> **Provided information**
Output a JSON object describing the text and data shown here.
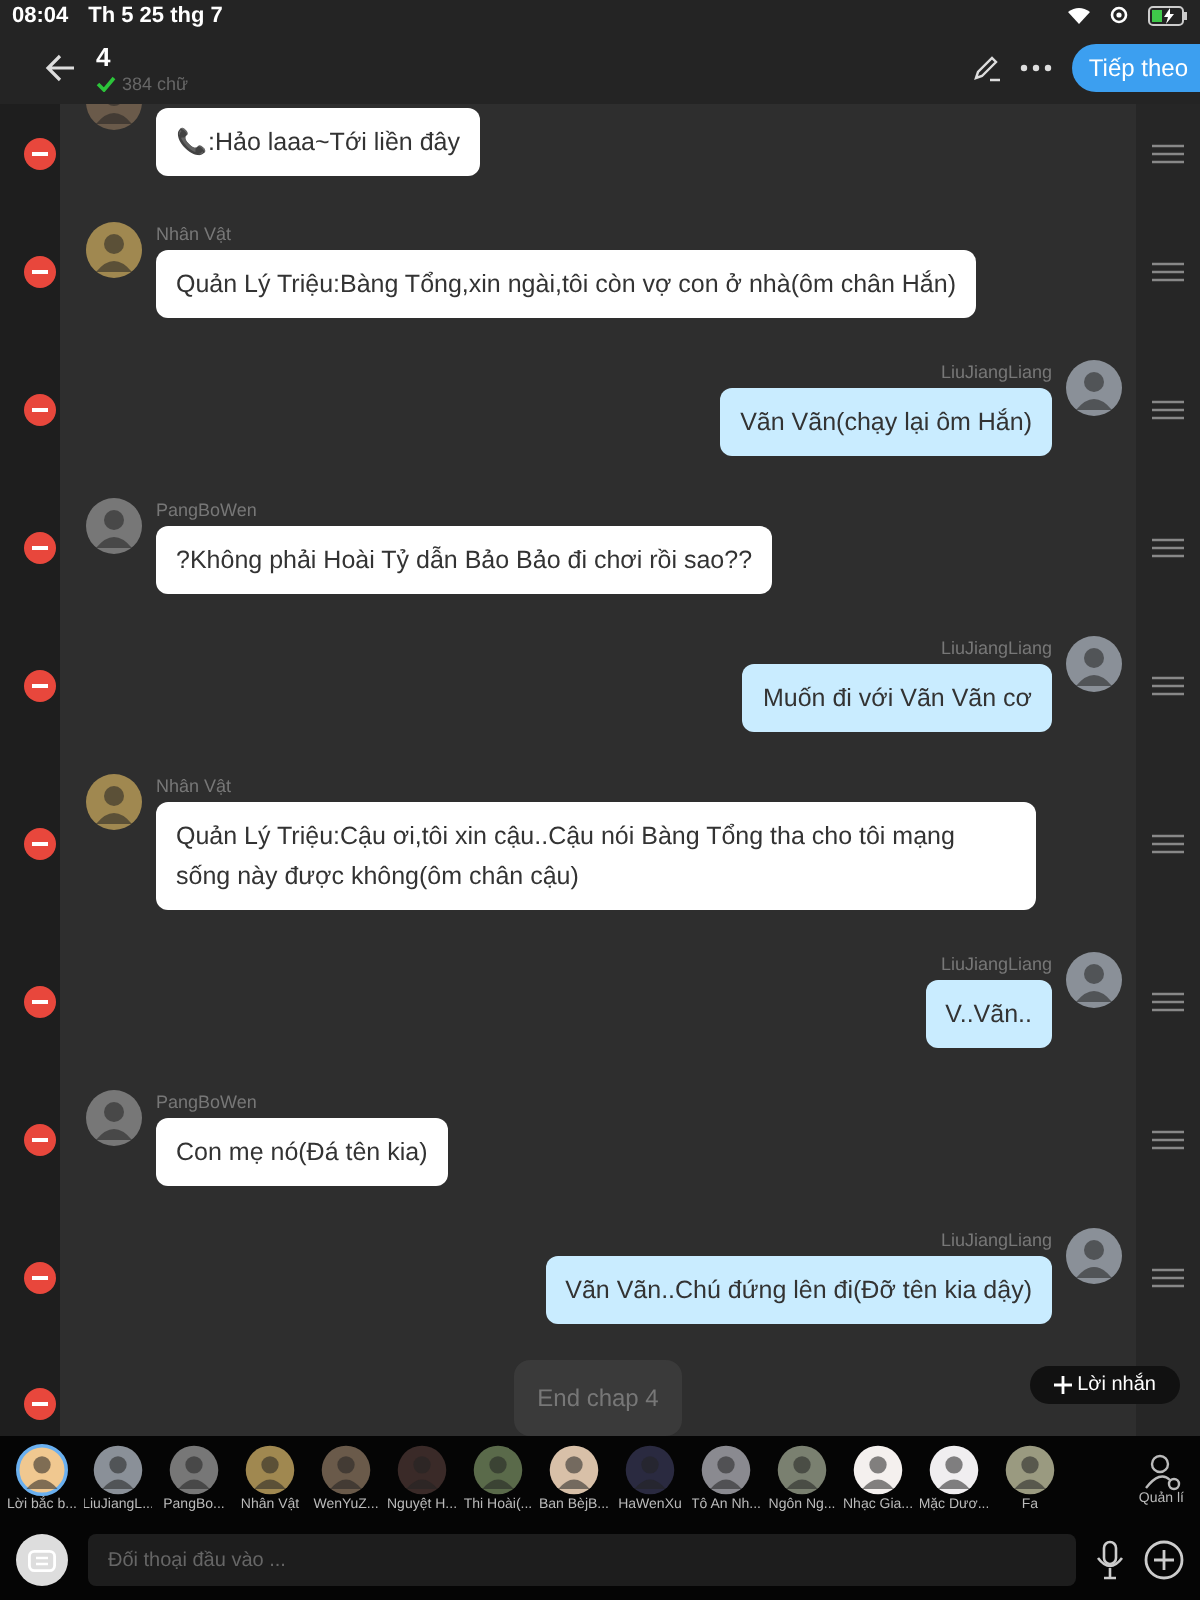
{
  "status_bar": {
    "time": "08:04",
    "date": "Th 5 25 thg 7"
  },
  "header": {
    "title": "4",
    "word_count": "384 chữ",
    "next_button": "Tiếp theo"
  },
  "messages": [
    {
      "kind": "message",
      "outgoing": false,
      "text": "📞:Hảo laaa~Tới liền đây",
      "color": "#6a5a4a"
    },
    {
      "kind": "message",
      "outgoing": false,
      "name": "Nhân Vật",
      "text": "Quản Lý Triệu:Bàng Tổng,xin ngài,tôi còn vợ con ở nhà(ôm chân Hắn)",
      "color": "#a08850"
    },
    {
      "kind": "message",
      "outgoing": true,
      "name": "LiuJiangLiang",
      "text": "Vãn Vãn(chạy lại ôm Hắn)",
      "color": "#8a9098"
    },
    {
      "kind": "message",
      "outgoing": false,
      "name": "PangBoWen",
      "text": "?Không phải Hoài Tỷ dẫn Bảo Bảo đi chơi rồi sao??",
      "color": "#777777"
    },
    {
      "kind": "message",
      "outgoing": true,
      "name": "LiuJiangLiang",
      "text": "Muốn đi với Vãn Vãn cơ",
      "color": "#8a9098"
    },
    {
      "kind": "message",
      "outgoing": false,
      "name": "Nhân Vật",
      "text": "Quản Lý Triệu:Cậu ơi,tôi xin cậu..Cậu nói Bàng Tổng tha cho tôi mạng sống này được không(ôm chân cậu)",
      "color": "#a08850"
    },
    {
      "kind": "message",
      "outgoing": true,
      "name": "LiuJiangLiang",
      "text": "V..Vãn..",
      "color": "#8a9098"
    },
    {
      "kind": "message",
      "outgoing": false,
      "name": "PangBoWen",
      "text": "Con mẹ nó(Đá tên kia)",
      "color": "#777777"
    },
    {
      "kind": "message",
      "outgoing": true,
      "name": "LiuJiangLiang",
      "text": "Vãn Vãn..Chú đứng lên đi(Đỡ tên kia dậy)",
      "color": "#8a9098"
    },
    {
      "kind": "system",
      "text": "End chap 4"
    }
  ],
  "note_button": "Lời nhắn",
  "characters": [
    {
      "label": "Lời bắc b...",
      "selected": true,
      "color": "#f0c890"
    },
    {
      "label": "LiuJiangL...",
      "selected": false,
      "color": "#8a9098"
    },
    {
      "label": "PangBo...",
      "selected": false,
      "color": "#777777"
    },
    {
      "label": "Nhân Vật",
      "selected": false,
      "color": "#a08850"
    },
    {
      "label": "WenYuZ...",
      "selected": false,
      "color": "#6a5a4a"
    },
    {
      "label": "Nguyệt H...",
      "selected": false,
      "color": "#3a2a28"
    },
    {
      "label": "Thi Hoài(...",
      "selected": false,
      "color": "#5a6a4a"
    },
    {
      "label": "Ban BèjB...",
      "selected": false,
      "color": "#d8c0a8"
    },
    {
      "label": "HaWenXu",
      "selected": false,
      "color": "#2a2a40"
    },
    {
      "label": "Tô An Nh...",
      "selected": false,
      "color": "#8a8a90"
    },
    {
      "label": "Ngôn Ng...",
      "selected": false,
      "color": "#7a8070"
    },
    {
      "label": "Nhạc Gia...",
      "selected": false,
      "color": "#f4f0ee"
    },
    {
      "label": "Mặc Dươ...",
      "selected": false,
      "color": "#f0eef0"
    },
    {
      "label": "Fa",
      "selected": false,
      "color": "#9a9a80"
    }
  ],
  "manage_label": "Quản lí",
  "input": {
    "placeholder": "Đối thoại đầu vào ..."
  }
}
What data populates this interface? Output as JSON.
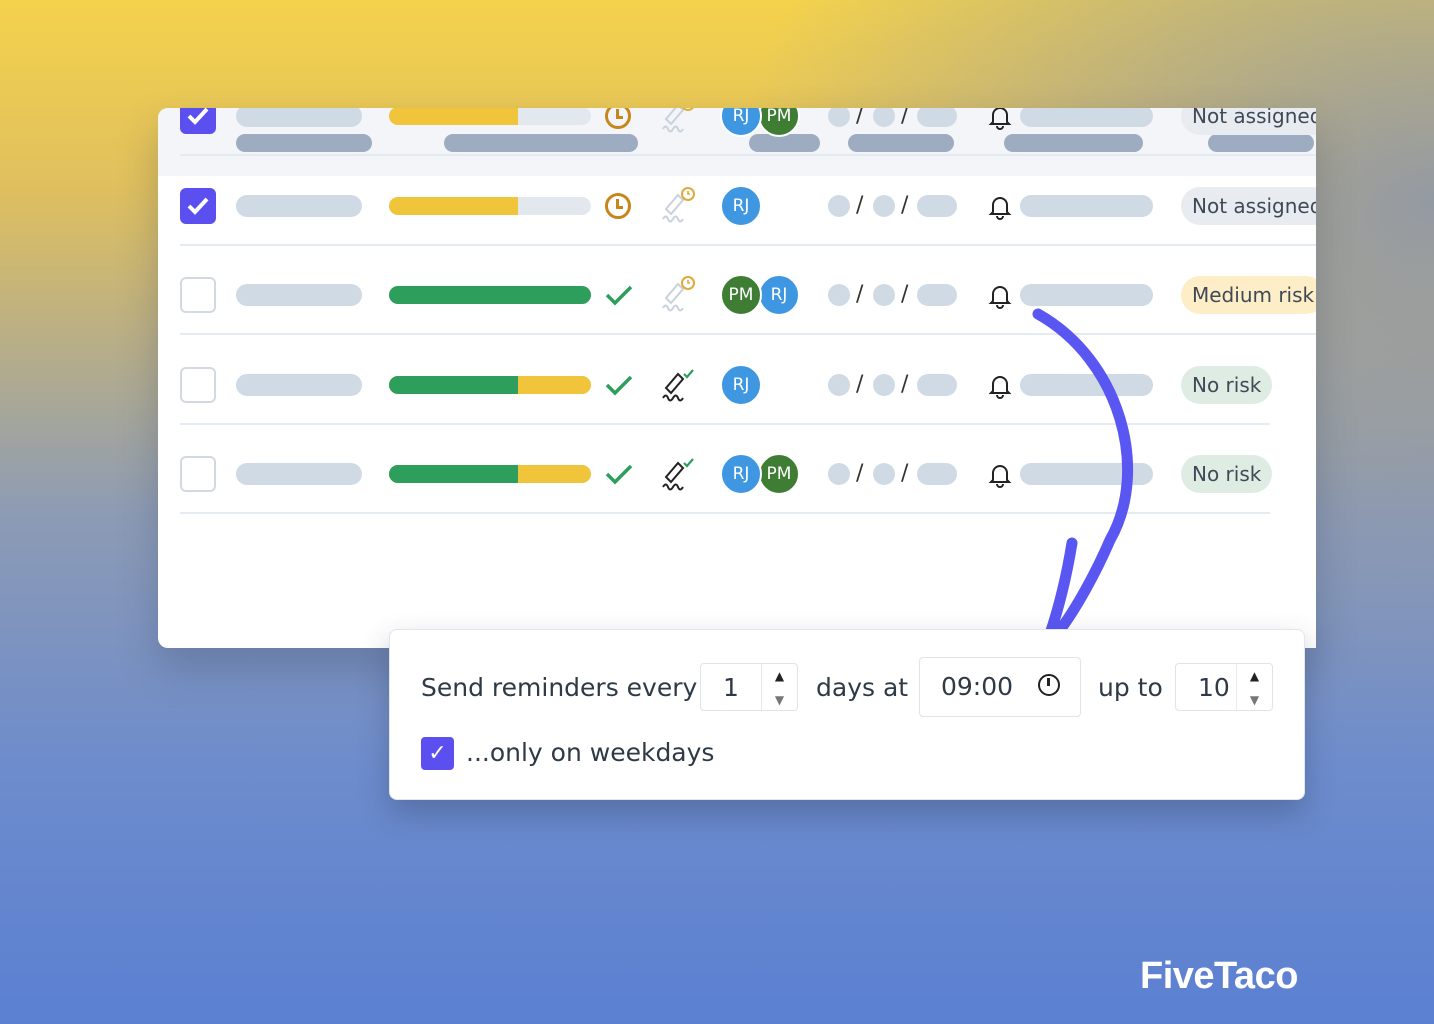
{
  "rows": [
    {
      "checked": true,
      "progress": {
        "yellow": 0.64,
        "green": 0
      },
      "status_icon": "clock-icon",
      "sign_icon": "signature-pending-icon",
      "avatars": [
        "RJ",
        "PM"
      ],
      "badge": "Not assigned",
      "badge_style": "neutral"
    },
    {
      "checked": true,
      "progress": {
        "yellow": 0.64,
        "green": 0
      },
      "status_icon": "clock-icon",
      "sign_icon": "signature-pending-icon",
      "avatars": [
        "RJ"
      ],
      "badge": "Not assigned",
      "badge_style": "neutral"
    },
    {
      "checked": false,
      "progress": {
        "yellow": 0,
        "green": 1
      },
      "status_icon": "check-icon",
      "sign_icon": "signature-pending-icon",
      "avatars": [
        "PM",
        "RJ"
      ],
      "badge": "Medium risk",
      "badge_style": "warning"
    },
    {
      "checked": false,
      "progress": {
        "yellow": 1,
        "green": 0.64
      },
      "status_icon": "check-icon",
      "sign_icon": "signature-done-icon",
      "avatars": [
        "RJ"
      ],
      "badge": "No risk",
      "badge_style": "success"
    },
    {
      "checked": false,
      "progress": {
        "yellow": 1,
        "green": 0.64
      },
      "status_icon": "check-icon",
      "sign_icon": "signature-done-icon",
      "avatars": [
        "RJ",
        "PM"
      ],
      "badge": "No risk",
      "badge_style": "success"
    }
  ],
  "avatar_colors": {
    "RJ": "#3f97e2",
    "PM": "#3f7d34"
  },
  "colors": {
    "accent": "#5b4ff0",
    "yellow": "#f0c53c",
    "green": "#2e9e5c",
    "clock": "#c7861a",
    "neutral_badge": "#e8ecf1",
    "warning_badge": "#fdeec8",
    "success_badge": "#dfece4"
  },
  "reminder": {
    "label_every": "Send reminders every",
    "interval": "1",
    "label_days_at": "days at",
    "time": "09:00",
    "label_up_to": "up to",
    "max": "10",
    "weekdays_checked": true,
    "weekdays_label": "...only on weekdays"
  },
  "brand": "FiveTaco"
}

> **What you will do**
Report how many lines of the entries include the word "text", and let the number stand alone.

> **Your response**
11